Today's Daily Tip
While all four muscles work in concert to stabilize the shoulder, each muscle also helps support the shoulder individually. The subscapularis is a powerful internal rotator. Supraspinatus helps hold the ball up in its socket against the downward pull of gravity on the arm, and it initiates abduction, or lifting the arm up from your side, as in Virabhadrasana II (Warrior Pose II). Teres minor and infraspinatus are the primary muscles that control the external rotation of the shoulder. When they're strong and healthy, they help to protect the shoulder joint by positioning the ball in the socket while you raise your arm overhead. Conversely, their weakness can contribute to common shoulder problems such as shoulder impingement, tendinitis, and bursitis.
These important external rotators, infraspinatus and T. minor, are the part of the rotator cuff that is strengthened in Downward Dog. It's a good thing, too, because these days, the laborsaving products and devices we use make our arms and shoulders progressively weaker as the decades slip by. A weakened rotator cuff might lead to abnormal shoulder-movement patterns, which can contribute to inflammation and pain. Not only that, but weak muscles are likely to tear when you put a load on them that they aren't strong enough to handle. Sometimes the tears are microscopic and will heal on their own. But if the tears are bigger, a surgeon may have to sew the separated ends of the torn tissues together. Repairing a torn rotator cuff surgically, though, isn't a given: One doctor described the repair process as being like trying to sew up a run in a nylon stocking. The tissues of the atrophied muscles and their weakened tendons are just plain flimsy—liable to tear and difficult to repair.

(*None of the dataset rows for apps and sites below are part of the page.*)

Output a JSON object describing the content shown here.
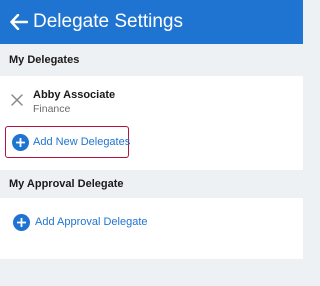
{
  "header": {
    "title": "Delegate Settings",
    "back_icon": "arrow-left-icon"
  },
  "my_delegates": {
    "section_title": "My Delegates",
    "delegates": [
      {
        "name": "Abby Associate",
        "department": "Finance",
        "remove_icon": "close-icon"
      }
    ],
    "add_button_label": "Add New Delegates"
  },
  "my_approval_delegate": {
    "section_title": "My Approval Delegate",
    "add_button_label": "Add Approval Delegate"
  },
  "colors": {
    "header_bg": "#1f74d1",
    "accent": "#1f74d1",
    "highlight_border": "#b0153d",
    "page_bg": "#eef1f4"
  }
}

So, a word to the wise: It's much easier to work your rotator cuff muscles, make them strong, and keep the tissues healthy than to have to see a physical therapist like me for shoulder treatment and rehabilitation or, worse still, to have to visit a surgeon. And it's in this way that your daily Downward Dog practice will really pay off—if, that is, you know how to engage infraspinatus and teres minor.!--page-->